-- Task statement --
Repeat all entries word for word; skip images.

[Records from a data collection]
◆ ◆ ◆ ◆ ◆
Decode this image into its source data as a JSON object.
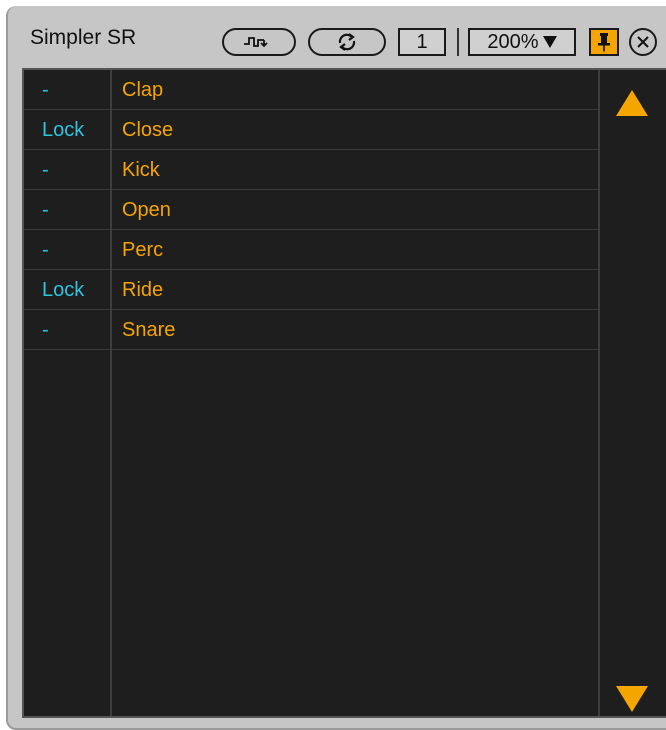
{
  "window": {
    "title": "Simpler SR"
  },
  "toolbar": {
    "zoom_value": "200%",
    "channel_number": "1"
  },
  "colors": {
    "accent": "#f5a500",
    "lock_text": "#2ec4e0",
    "panel_bg": "#1e1e1e",
    "window_bg": "#c6c6c6"
  },
  "icons": {
    "wave": "wave-arrow-icon",
    "loop": "loop-arrow-icon",
    "pin": "pin-icon",
    "close": "close-icon",
    "up": "scroll-up-arrow-icon",
    "down": "scroll-down-arrow-icon"
  },
  "list": {
    "rows": [
      {
        "status": "-",
        "name": "Clap"
      },
      {
        "status": "Lock",
        "name": "Close"
      },
      {
        "status": "-",
        "name": "Kick"
      },
      {
        "status": "-",
        "name": "Open"
      },
      {
        "status": "-",
        "name": "Perc"
      },
      {
        "status": "Lock",
        "name": "Ride"
      },
      {
        "status": "-",
        "name": "Snare"
      }
    ]
  }
}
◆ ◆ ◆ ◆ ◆
-- Answer space --
Decode this image into its source data as a JSON object.
{
  "window": {
    "title": "Simpler SR"
  },
  "toolbar": {
    "zoom_value": "200%",
    "channel_number": "1"
  },
  "colors": {
    "accent": "#f5a500",
    "lock_text": "#2ec4e0",
    "panel_bg": "#1e1e1e",
    "window_bg": "#c6c6c6"
  },
  "icons": {
    "wave": "wave-arrow-icon",
    "loop": "loop-arrow-icon",
    "pin": "pin-icon",
    "close": "close-icon",
    "up": "scroll-up-arrow-icon",
    "down": "scroll-down-arrow-icon"
  },
  "list": {
    "rows": [
      {
        "status": "-",
        "name": "Clap"
      },
      {
        "status": "Lock",
        "name": "Close"
      },
      {
        "status": "-",
        "name": "Kick"
      },
      {
        "status": "-",
        "name": "Open"
      },
      {
        "status": "-",
        "name": "Perc"
      },
      {
        "status": "Lock",
        "name": "Ride"
      },
      {
        "status": "-",
        "name": "Snare"
      }
    ]
  }
}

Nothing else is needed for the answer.